Taken together, men’s basketball recruiting costs at Division I public schools were $22.7 million in 2012-13, up $5 million in five years. Some of the increased spending is due to higher costs of travel and some of it is likely due to an NCAA rule change that took effect in 2012 allowing schools to pay actual round-trip transportation costs for up to two of a prospective recruits’ parents or guardians on their official visits. That rule applies only to basketball recruiting.

Just 13 schools accounted for about half of the $5 million spending increase, including four that went up about $250,000 each. Kansas’ spending increased by 35% over five years, Louisville’s by 91% and Kentucky’s by 60%. Somehow Wisconsin gets by spending only 15% of what the top spenders do.

Schools in power conferences spending more on recruiting

Gard pointed out that Wisconsin concentrates its recruiting in the Midwest, which cuts down on national travel, or the need for university jets.

“I don’t think we have any secret potion,” Gard said. “We don’t go overboard when we travel and when we stay places.”

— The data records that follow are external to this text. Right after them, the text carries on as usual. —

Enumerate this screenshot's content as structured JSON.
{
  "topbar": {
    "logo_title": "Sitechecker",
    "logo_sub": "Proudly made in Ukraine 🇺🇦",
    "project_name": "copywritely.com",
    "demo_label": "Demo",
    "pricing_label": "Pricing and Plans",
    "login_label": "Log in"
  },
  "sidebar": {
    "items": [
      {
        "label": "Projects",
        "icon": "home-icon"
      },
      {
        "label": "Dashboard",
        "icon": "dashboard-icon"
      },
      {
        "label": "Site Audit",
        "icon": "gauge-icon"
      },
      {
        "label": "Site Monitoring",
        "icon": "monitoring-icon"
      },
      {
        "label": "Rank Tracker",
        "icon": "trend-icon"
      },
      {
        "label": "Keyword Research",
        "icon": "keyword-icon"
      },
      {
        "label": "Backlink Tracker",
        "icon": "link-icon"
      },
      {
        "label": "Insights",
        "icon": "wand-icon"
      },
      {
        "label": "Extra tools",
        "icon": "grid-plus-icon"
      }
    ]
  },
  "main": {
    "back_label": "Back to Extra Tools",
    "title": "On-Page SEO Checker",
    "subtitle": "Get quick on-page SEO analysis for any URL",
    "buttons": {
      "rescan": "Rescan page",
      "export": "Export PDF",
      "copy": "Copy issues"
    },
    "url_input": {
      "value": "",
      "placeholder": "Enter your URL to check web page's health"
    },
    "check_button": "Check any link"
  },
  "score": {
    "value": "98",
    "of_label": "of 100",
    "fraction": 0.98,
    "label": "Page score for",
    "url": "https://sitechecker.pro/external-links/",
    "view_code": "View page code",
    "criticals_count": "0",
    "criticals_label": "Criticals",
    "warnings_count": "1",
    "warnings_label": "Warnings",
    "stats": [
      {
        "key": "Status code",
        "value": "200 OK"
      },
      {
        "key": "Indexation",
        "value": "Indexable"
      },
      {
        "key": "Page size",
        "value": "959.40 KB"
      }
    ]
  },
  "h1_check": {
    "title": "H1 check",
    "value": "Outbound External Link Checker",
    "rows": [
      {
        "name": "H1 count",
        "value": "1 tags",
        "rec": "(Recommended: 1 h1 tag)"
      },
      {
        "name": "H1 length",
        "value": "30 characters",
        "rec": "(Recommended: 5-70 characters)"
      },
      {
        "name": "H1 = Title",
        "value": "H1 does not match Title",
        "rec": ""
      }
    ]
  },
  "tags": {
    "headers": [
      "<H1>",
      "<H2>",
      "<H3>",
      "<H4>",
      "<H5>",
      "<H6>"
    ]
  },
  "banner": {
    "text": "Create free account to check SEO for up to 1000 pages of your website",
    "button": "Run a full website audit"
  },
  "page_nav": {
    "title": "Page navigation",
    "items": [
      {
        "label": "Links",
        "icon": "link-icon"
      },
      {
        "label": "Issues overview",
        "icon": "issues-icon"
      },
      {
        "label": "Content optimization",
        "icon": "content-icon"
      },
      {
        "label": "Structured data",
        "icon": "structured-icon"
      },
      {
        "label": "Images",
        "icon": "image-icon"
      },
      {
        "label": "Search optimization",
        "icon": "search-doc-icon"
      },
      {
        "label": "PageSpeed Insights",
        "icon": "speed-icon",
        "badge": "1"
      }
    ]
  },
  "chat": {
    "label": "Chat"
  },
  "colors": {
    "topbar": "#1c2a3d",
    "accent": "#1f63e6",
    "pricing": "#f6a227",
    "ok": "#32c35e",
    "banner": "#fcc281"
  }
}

Auburn hopes its spending will bear fruit under the tenure of Bruce Pearl, who just finished his first season as coach with a surprising three-win run in the SEC tournament before falling to Kentucky. Jacobs said Pearl did not ask for any increase in the recruiting budget. Jacobs believes Pearl’s name and oversize personality mean he is a known quantity to recruits and their parents.

“From a recruiting standpoint,” Jacobs says, “that just pays dividends you can’t put a price tag on.”

Contributing: Nicole Auerbach, Christopher Schnaars and Kevin Trahan

This article was selected for educational purposes only.
Jennifer M. Condaras 
Associate Commissioner
BIG EAST Conference

Daily Compliance Item- 3.19.15- 11.6.1, 16.47- Student-Athletes Attending NCAA Tournament Games

The Ocean State Men’s Basketball team will be participating in the NCAA tournament on Friday.  They do not play until the evening session, so a few of the student-athletes would like to go watch some of the earlier games to see the teams they could play later on in the tournament.  Is this permissible?
 
Yes.  NCAA Staff Interpretation- 3/17/14-  Institution’s Team Observing Opponent’s Competition (I) – states that  it is not permissible for an institution to pay expenses for the institution’s team to scout a future opponent as entertainment in conjunction with practice or competition. However, it is permissible for an institution’s team to observe future opponents participating in the same event at the same site, even if there are expenses associated with the observation.
  [References: NCAA Bylaws 11.6.1 (off-campus, in-person scouting prohibition); 16.7 (entertainment in conjunction with practice or competition); and staff interpretation (09/27/13, Item No. e, which has been archived)]